How to complete this task
The result should be an exact copy of the entries below, free of pictures.
Data shown Block Start
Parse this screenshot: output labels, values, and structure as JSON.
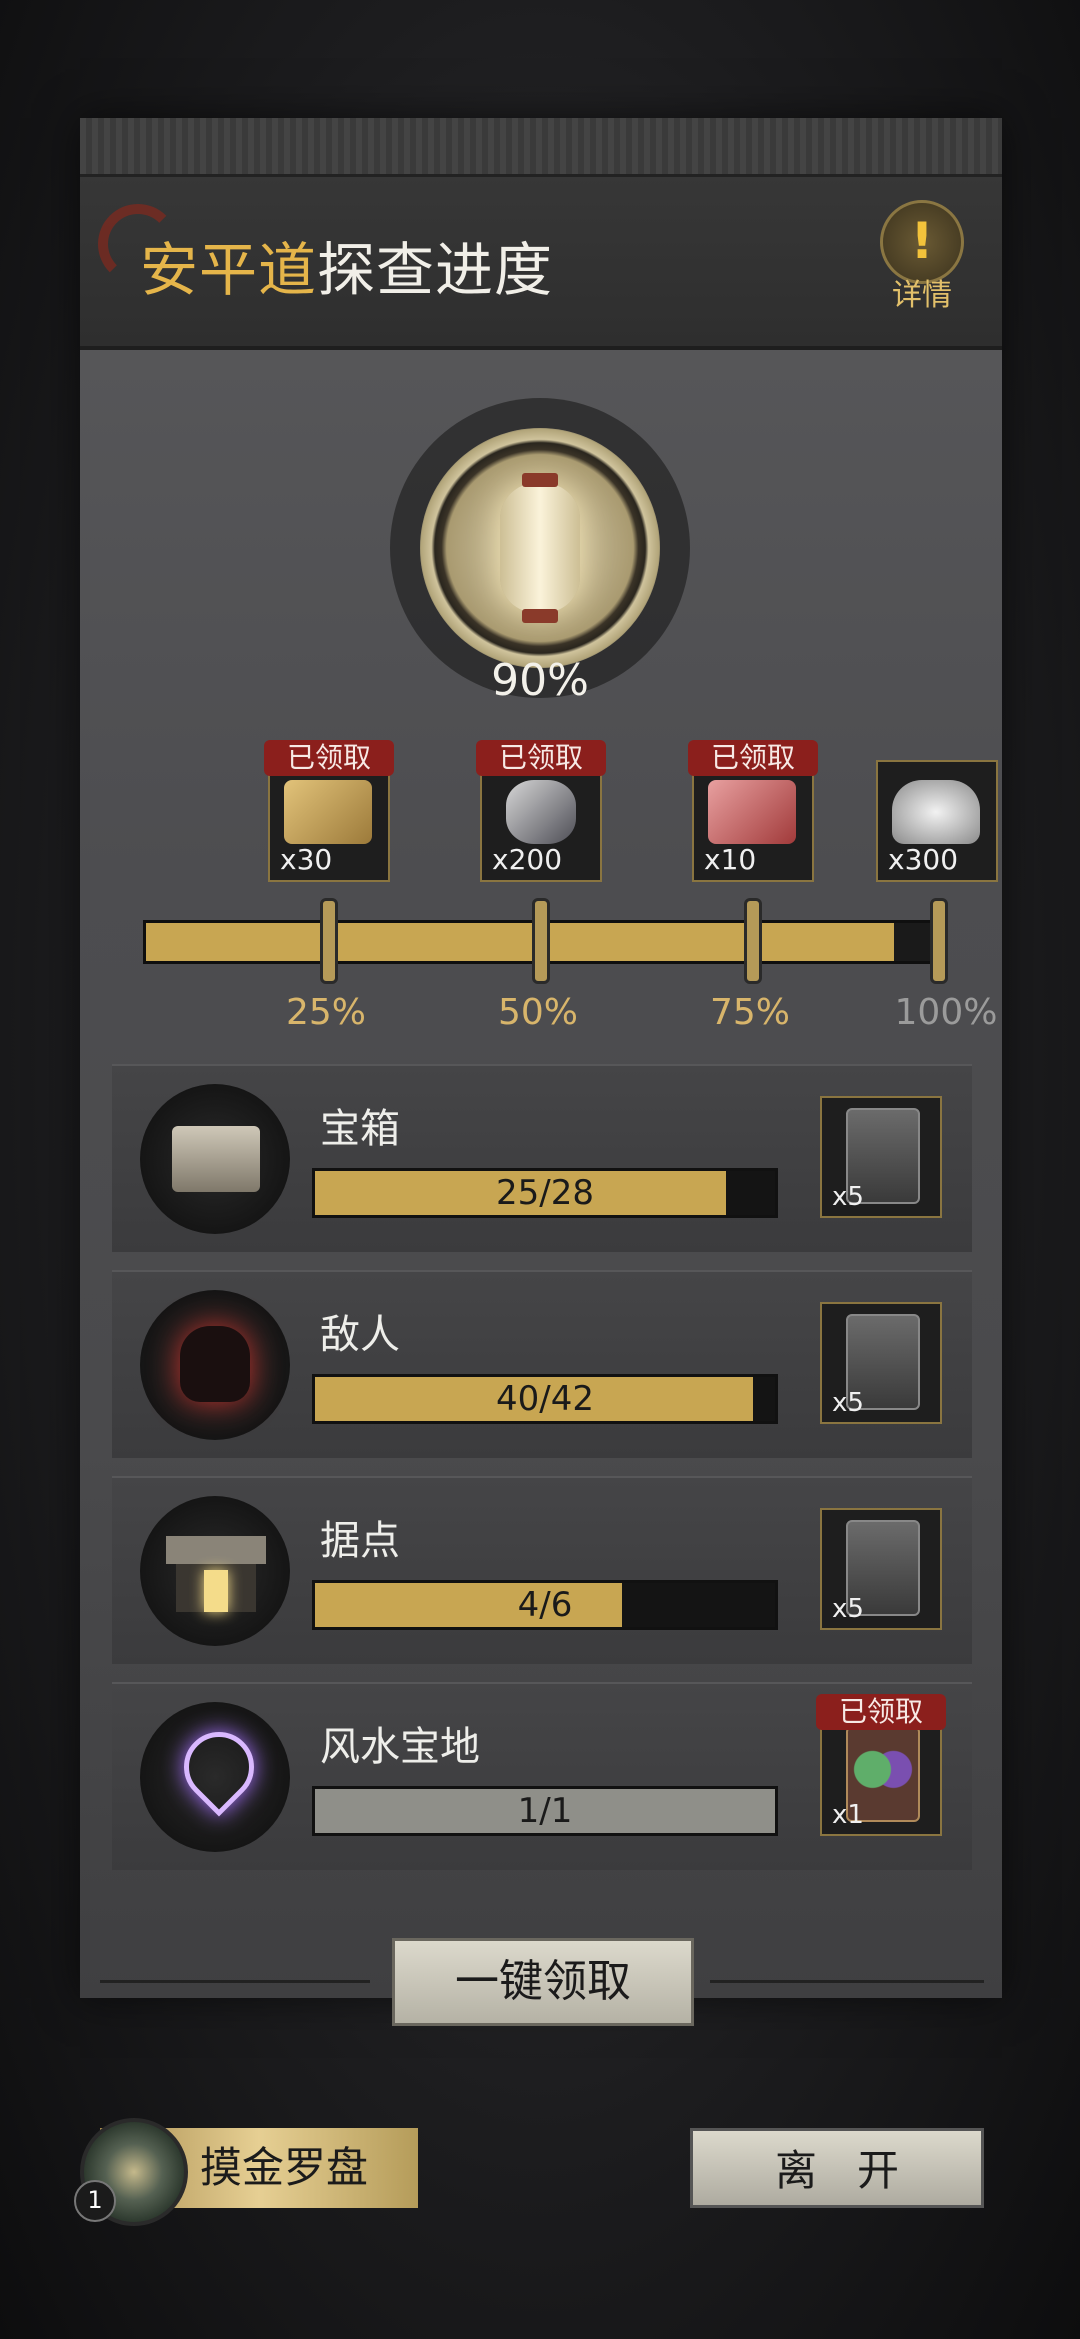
{
  "header": {
    "title_highlight": "安平道",
    "title_rest": "探查进度",
    "detail_label": "详情"
  },
  "overall": {
    "percent_label": "90%",
    "progress": 0.94
  },
  "milestones": [
    {
      "label": "25%",
      "quantity": "x30",
      "claimed_label": "已领取",
      "item": "gold-bar"
    },
    {
      "label": "50%",
      "quantity": "x200",
      "claimed_label": "已领取",
      "item": "silver-ore"
    },
    {
      "label": "75%",
      "quantity": "x10",
      "claimed_label": "已领取",
      "item": "red-ticket"
    },
    {
      "label": "100%",
      "quantity": "x300",
      "claimed_label": "",
      "item": "silver-ingot"
    }
  ],
  "tasks": [
    {
      "name": "宝箱",
      "progress_text": "25/28",
      "fraction": 0.893,
      "reward_qty": "x5",
      "claimed_label": "",
      "icon": "treasure-chest-icon"
    },
    {
      "name": "敌人",
      "progress_text": "40/42",
      "fraction": 0.952,
      "reward_qty": "x5",
      "claimed_label": "",
      "icon": "demon-skull-icon"
    },
    {
      "name": "据点",
      "progress_text": "4/6",
      "fraction": 0.667,
      "reward_qty": "x5",
      "claimed_label": "",
      "icon": "stronghold-icon"
    },
    {
      "name": "风水宝地",
      "progress_text": "1/1",
      "fraction": 1.0,
      "reward_qty": "x1",
      "claimed_label": "已领取",
      "icon": "fengshui-pin-icon"
    }
  ],
  "buttons": {
    "collect_all": "一键领取",
    "compass": "摸金罗盘",
    "compass_badge": "1",
    "leave": "离开"
  },
  "colors": {
    "gold": "#c8a652",
    "highlight": "#e5b54a",
    "claimed_red": "#8b1f1c"
  }
}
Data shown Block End
Response to the exercise
Parse this screenshot: output labels, values, and structure as JSON.
{
  "header": {
    "title_highlight": "安平道",
    "title_rest": "探查进度",
    "detail_label": "详情"
  },
  "overall": {
    "percent_label": "90%",
    "progress": 0.94
  },
  "milestones": [
    {
      "label": "25%",
      "quantity": "x30",
      "claimed_label": "已领取",
      "item": "gold-bar"
    },
    {
      "label": "50%",
      "quantity": "x200",
      "claimed_label": "已领取",
      "item": "silver-ore"
    },
    {
      "label": "75%",
      "quantity": "x10",
      "claimed_label": "已领取",
      "item": "red-ticket"
    },
    {
      "label": "100%",
      "quantity": "x300",
      "claimed_label": "",
      "item": "silver-ingot"
    }
  ],
  "tasks": [
    {
      "name": "宝箱",
      "progress_text": "25/28",
      "fraction": 0.893,
      "reward_qty": "x5",
      "claimed_label": "",
      "icon": "treasure-chest-icon"
    },
    {
      "name": "敌人",
      "progress_text": "40/42",
      "fraction": 0.952,
      "reward_qty": "x5",
      "claimed_label": "",
      "icon": "demon-skull-icon"
    },
    {
      "name": "据点",
      "progress_text": "4/6",
      "fraction": 0.667,
      "reward_qty": "x5",
      "claimed_label": "",
      "icon": "stronghold-icon"
    },
    {
      "name": "风水宝地",
      "progress_text": "1/1",
      "fraction": 1.0,
      "reward_qty": "x1",
      "claimed_label": "已领取",
      "icon": "fengshui-pin-icon"
    }
  ],
  "buttons": {
    "collect_all": "一键领取",
    "compass": "摸金罗盘",
    "compass_badge": "1",
    "leave": "离开"
  },
  "colors": {
    "gold": "#c8a652",
    "highlight": "#e5b54a",
    "claimed_red": "#8b1f1c"
  }
}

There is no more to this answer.